═════ DATA EXTRACTS

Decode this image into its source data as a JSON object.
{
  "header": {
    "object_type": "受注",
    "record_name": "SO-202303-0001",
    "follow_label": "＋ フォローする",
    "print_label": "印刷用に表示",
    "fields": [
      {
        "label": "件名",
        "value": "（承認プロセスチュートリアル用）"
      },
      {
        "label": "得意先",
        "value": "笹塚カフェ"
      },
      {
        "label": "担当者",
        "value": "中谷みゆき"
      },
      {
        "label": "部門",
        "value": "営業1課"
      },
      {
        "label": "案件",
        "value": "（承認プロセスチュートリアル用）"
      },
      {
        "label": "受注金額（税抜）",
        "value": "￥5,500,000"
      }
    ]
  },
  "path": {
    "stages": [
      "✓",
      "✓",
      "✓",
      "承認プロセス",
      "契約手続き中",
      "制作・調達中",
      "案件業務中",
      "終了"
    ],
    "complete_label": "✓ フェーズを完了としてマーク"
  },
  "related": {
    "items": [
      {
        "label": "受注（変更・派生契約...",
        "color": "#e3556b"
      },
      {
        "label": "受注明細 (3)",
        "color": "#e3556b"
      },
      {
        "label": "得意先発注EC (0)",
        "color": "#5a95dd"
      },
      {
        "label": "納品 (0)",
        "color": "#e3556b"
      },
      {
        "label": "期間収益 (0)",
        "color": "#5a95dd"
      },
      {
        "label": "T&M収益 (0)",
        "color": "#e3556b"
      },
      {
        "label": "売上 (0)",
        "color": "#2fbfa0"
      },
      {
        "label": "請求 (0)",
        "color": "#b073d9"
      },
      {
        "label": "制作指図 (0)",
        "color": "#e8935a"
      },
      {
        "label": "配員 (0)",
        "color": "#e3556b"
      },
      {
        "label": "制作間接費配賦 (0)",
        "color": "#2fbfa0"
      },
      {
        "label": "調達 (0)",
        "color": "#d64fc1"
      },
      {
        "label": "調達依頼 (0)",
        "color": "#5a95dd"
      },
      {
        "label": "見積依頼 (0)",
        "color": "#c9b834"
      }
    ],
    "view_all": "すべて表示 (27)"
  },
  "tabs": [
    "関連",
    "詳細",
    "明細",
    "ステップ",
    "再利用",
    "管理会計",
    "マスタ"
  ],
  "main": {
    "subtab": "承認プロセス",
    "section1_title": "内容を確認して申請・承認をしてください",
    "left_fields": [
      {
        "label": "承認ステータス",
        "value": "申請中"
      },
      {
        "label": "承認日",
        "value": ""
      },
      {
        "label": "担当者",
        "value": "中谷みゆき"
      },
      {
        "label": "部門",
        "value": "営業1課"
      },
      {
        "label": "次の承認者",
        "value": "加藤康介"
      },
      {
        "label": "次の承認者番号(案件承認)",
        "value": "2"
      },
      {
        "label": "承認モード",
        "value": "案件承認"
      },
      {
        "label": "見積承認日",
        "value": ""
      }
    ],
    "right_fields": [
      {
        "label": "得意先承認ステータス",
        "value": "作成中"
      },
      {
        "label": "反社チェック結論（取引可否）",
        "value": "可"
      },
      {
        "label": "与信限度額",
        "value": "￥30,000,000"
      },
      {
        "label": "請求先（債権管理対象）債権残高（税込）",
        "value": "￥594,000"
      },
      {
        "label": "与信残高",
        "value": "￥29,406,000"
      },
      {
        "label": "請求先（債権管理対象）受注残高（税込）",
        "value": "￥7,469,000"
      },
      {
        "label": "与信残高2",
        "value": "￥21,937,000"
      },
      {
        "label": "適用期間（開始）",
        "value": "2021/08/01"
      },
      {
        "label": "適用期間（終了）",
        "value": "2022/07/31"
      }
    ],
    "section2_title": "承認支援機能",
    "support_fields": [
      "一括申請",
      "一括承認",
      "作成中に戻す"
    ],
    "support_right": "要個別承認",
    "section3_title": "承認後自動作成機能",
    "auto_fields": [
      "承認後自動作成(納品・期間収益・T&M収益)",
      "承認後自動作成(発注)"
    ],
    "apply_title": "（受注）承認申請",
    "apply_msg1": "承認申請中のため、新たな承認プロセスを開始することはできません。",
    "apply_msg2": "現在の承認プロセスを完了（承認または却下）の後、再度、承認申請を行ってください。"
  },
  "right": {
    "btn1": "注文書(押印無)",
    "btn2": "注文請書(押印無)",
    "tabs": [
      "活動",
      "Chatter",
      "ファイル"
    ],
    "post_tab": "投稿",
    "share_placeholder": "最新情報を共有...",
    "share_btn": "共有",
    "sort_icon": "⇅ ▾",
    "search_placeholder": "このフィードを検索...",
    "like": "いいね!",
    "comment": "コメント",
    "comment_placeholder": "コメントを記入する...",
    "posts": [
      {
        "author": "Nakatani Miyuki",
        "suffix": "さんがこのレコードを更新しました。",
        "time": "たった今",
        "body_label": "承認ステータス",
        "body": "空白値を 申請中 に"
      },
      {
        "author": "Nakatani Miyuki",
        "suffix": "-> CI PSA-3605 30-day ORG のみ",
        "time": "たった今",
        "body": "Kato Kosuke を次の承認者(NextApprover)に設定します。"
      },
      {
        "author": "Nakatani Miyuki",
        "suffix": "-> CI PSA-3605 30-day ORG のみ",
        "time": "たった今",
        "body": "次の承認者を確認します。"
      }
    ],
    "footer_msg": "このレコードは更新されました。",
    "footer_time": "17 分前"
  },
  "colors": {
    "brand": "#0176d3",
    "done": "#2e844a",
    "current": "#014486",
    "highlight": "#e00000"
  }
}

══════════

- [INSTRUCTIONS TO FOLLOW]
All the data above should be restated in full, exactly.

- [TASK OUTPUT]
Decode this image into its source data as a JSON object.
{
  "header": {
    "object_type": "受注",
    "record_name": "SO-202303-0001",
    "follow_label": "＋ フォローする",
    "print_label": "印刷用に表示",
    "fields": [
      {
        "label": "件名",
        "value": "（承認プロセスチュートリアル用）"
      },
      {
        "label": "得意先",
        "value": "笹塚カフェ"
      },
      {
        "label": "担当者",
        "value": "中谷みゆき"
      },
      {
        "label": "部門",
        "value": "営業1課"
      },
      {
        "label": "案件",
        "value": "（承認プロセスチュートリアル用）"
      },
      {
        "label": "受注金額（税抜）",
        "value": "￥5,500,000"
      }
    ]
  },
  "path": {
    "stages": [
      "✓",
      "✓",
      "✓",
      "承認プロセス",
      "契約手続き中",
      "制作・調達中",
      "案件業務中",
      "終了"
    ],
    "complete_label": "✓ フェーズを完了としてマーク"
  },
  "related": {
    "items": [
      {
        "label": "受注（変更・派生契約...",
        "color": "#e3556b"
      },
      {
        "label": "受注明細 (3)",
        "color": "#e3556b"
      },
      {
        "label": "得意先発注EC (0)",
        "color": "#5a95dd"
      },
      {
        "label": "納品 (0)",
        "color": "#e3556b"
      },
      {
        "label": "期間収益 (0)",
        "color": "#5a95dd"
      },
      {
        "label": "T&M収益 (0)",
        "color": "#e3556b"
      },
      {
        "label": "売上 (0)",
        "color": "#2fbfa0"
      },
      {
        "label": "請求 (0)",
        "color": "#b073d9"
      },
      {
        "label": "制作指図 (0)",
        "color": "#e8935a"
      },
      {
        "label": "配員 (0)",
        "color": "#e3556b"
      },
      {
        "label": "制作間接費配賦 (0)",
        "color": "#2fbfa0"
      },
      {
        "label": "調達 (0)",
        "color": "#d64fc1"
      },
      {
        "label": "調達依頼 (0)",
        "color": "#5a95dd"
      },
      {
        "label": "見積依頼 (0)",
        "color": "#c9b834"
      }
    ],
    "view_all": "すべて表示 (27)"
  },
  "tabs": [
    "関連",
    "詳細",
    "明細",
    "ステップ",
    "再利用",
    "管理会計",
    "マスタ"
  ],
  "main": {
    "subtab": "承認プロセス",
    "section1_title": "内容を確認して申請・承認をしてください",
    "left_fields": [
      {
        "label": "承認ステータス",
        "value": "申請中"
      },
      {
        "label": "承認日",
        "value": ""
      },
      {
        "label": "担当者",
        "value": "中谷みゆき"
      },
      {
        "label": "部門",
        "value": "営業1課"
      },
      {
        "label": "次の承認者",
        "value": "加藤康介"
      },
      {
        "label": "次の承認者番号(案件承認)",
        "value": "2"
      },
      {
        "label": "承認モード",
        "value": "案件承認"
      },
      {
        "label": "見積承認日",
        "value": ""
      }
    ],
    "right_fields": [
      {
        "label": "得意先承認ステータス",
        "value": "作成中"
      },
      {
        "label": "反社チェック結論（取引可否）",
        "value": "可"
      },
      {
        "label": "与信限度額",
        "value": "￥30,000,000"
      },
      {
        "label": "請求先（債権管理対象）債権残高（税込）",
        "value": "￥594,000"
      },
      {
        "label": "与信残高",
        "value": "￥29,406,000"
      },
      {
        "label": "請求先（債権管理対象）受注残高（税込）",
        "value": "￥7,469,000"
      },
      {
        "label": "与信残高2",
        "value": "￥21,937,000"
      },
      {
        "label": "適用期間（開始）",
        "value": "2021/08/01"
      },
      {
        "label": "適用期間（終了）",
        "value": "2022/07/31"
      }
    ],
    "section2_title": "承認支援機能",
    "support_fields": [
      "一括申請",
      "一括承認",
      "作成中に戻す"
    ],
    "support_right": "要個別承認",
    "section3_title": "承認後自動作成機能",
    "auto_fields": [
      "承認後自動作成(納品・期間収益・T&M収益)",
      "承認後自動作成(発注)"
    ],
    "apply_title": "（受注）承認申請",
    "apply_msg1": "承認申請中のため、新たな承認プロセスを開始することはできません。",
    "apply_msg2": "現在の承認プロセスを完了（承認または却下）の後、再度、承認申請を行ってください。"
  },
  "right": {
    "btn1": "注文書(押印無)",
    "btn2": "注文請書(押印無)",
    "tabs": [
      "活動",
      "Chatter",
      "ファイル"
    ],
    "post_tab": "投稿",
    "share_placeholder": "最新情報を共有...",
    "share_btn": "共有",
    "sort_icon": "⇅ ▾",
    "search_placeholder": "このフィードを検索...",
    "like": "いいね!",
    "comment": "コメント",
    "comment_placeholder": "コメントを記入する...",
    "posts": [
      {
        "author": "Nakatani Miyuki",
        "suffix": "さんがこのレコードを更新しました。",
        "time": "たった今",
        "body_label": "承認ステータス",
        "body": "空白値を 申請中 に"
      },
      {
        "author": "Nakatani Miyuki",
        "suffix": "-> CI PSA-3605 30-day ORG のみ",
        "time": "たった今",
        "body": "Kato Kosuke を次の承認者(NextApprover)に設定します。"
      },
      {
        "author": "Nakatani Miyuki",
        "suffix": "-> CI PSA-3605 30-day ORG のみ",
        "time": "たった今",
        "body": "次の承認者を確認します。"
      }
    ],
    "footer_msg": "このレコードは更新されました。",
    "footer_time": "17 分前"
  },
  "colors": {
    "brand": "#0176d3",
    "done": "#2e844a",
    "current": "#014486",
    "highlight": "#e00000"
  }
}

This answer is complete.